What follows is a set of entries. Repeat them exactly, but not their pictures.
Content starts
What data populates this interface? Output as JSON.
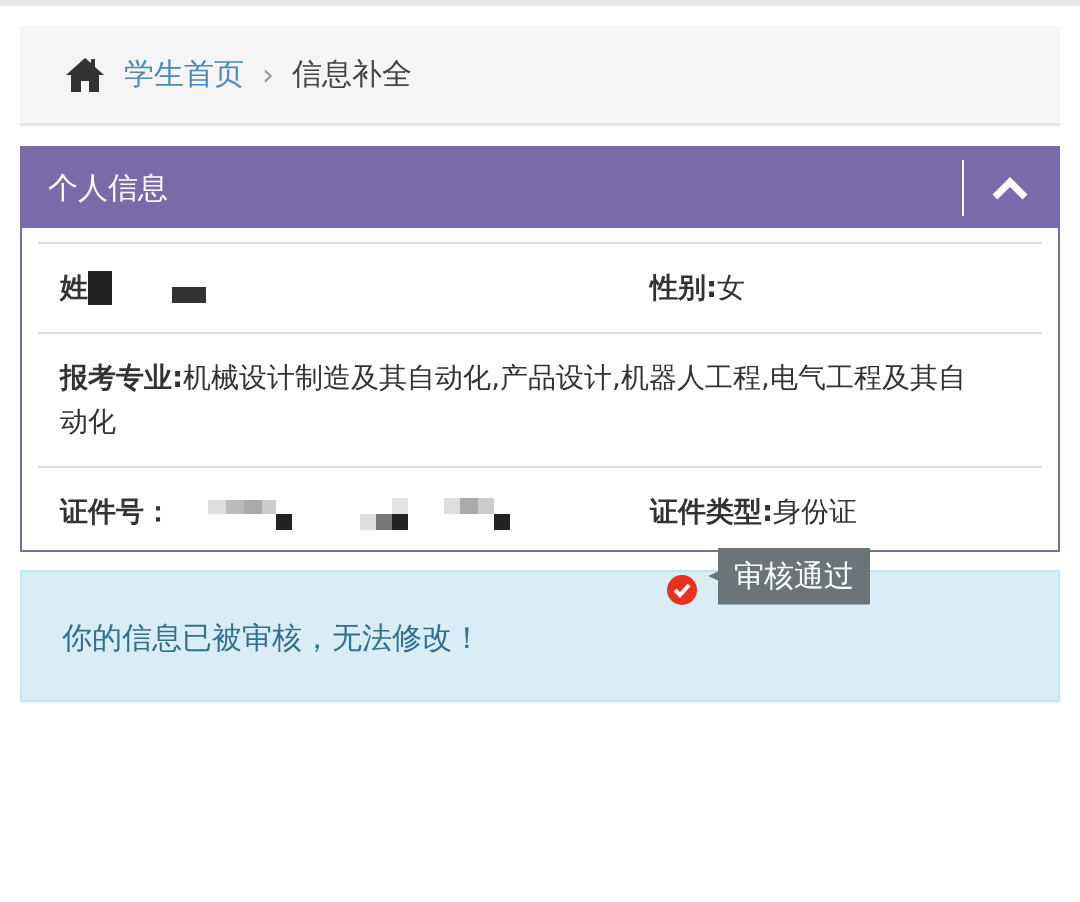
{
  "breadcrumb": {
    "items": [
      {
        "label": "学生首页",
        "kind": "link"
      },
      {
        "label": "信息补全",
        "kind": "current"
      }
    ],
    "separator": "›"
  },
  "panel": {
    "title": "个人信息",
    "expanded": true,
    "rows": [
      {
        "fields": [
          {
            "label": "姓",
            "kind": "redacted"
          },
          {
            "label": "性别:",
            "value": "女",
            "kind": "text"
          }
        ]
      },
      {
        "fields": [
          {
            "label": "报考专业:",
            "value": "机械设计制造及其自动化,产品设计,机器人工程,电气工程及其自动化",
            "kind": "text"
          }
        ]
      },
      {
        "fields": [
          {
            "label": "证件号：",
            "kind": "pixelated"
          },
          {
            "label": "证件类型:",
            "value": "身份证",
            "kind": "text"
          }
        ]
      }
    ]
  },
  "alert": {
    "text": "你的信息已被审核，无法修改！"
  },
  "status_tip": {
    "text": "审核通过"
  }
}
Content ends
*Answer box*:
What data populates this interface? Output as JSON.
{
  "breadcrumb": {
    "items": [
      {
        "label": "学生首页",
        "kind": "link"
      },
      {
        "label": "信息补全",
        "kind": "current"
      }
    ],
    "separator": "›"
  },
  "panel": {
    "title": "个人信息",
    "expanded": true,
    "rows": [
      {
        "fields": [
          {
            "label": "姓",
            "kind": "redacted"
          },
          {
            "label": "性别:",
            "value": "女",
            "kind": "text"
          }
        ]
      },
      {
        "fields": [
          {
            "label": "报考专业:",
            "value": "机械设计制造及其自动化,产品设计,机器人工程,电气工程及其自动化",
            "kind": "text"
          }
        ]
      },
      {
        "fields": [
          {
            "label": "证件号：",
            "kind": "pixelated"
          },
          {
            "label": "证件类型:",
            "value": "身份证",
            "kind": "text"
          }
        ]
      }
    ]
  },
  "alert": {
    "text": "你的信息已被审核，无法修改！"
  },
  "status_tip": {
    "text": "审核通过"
  }
}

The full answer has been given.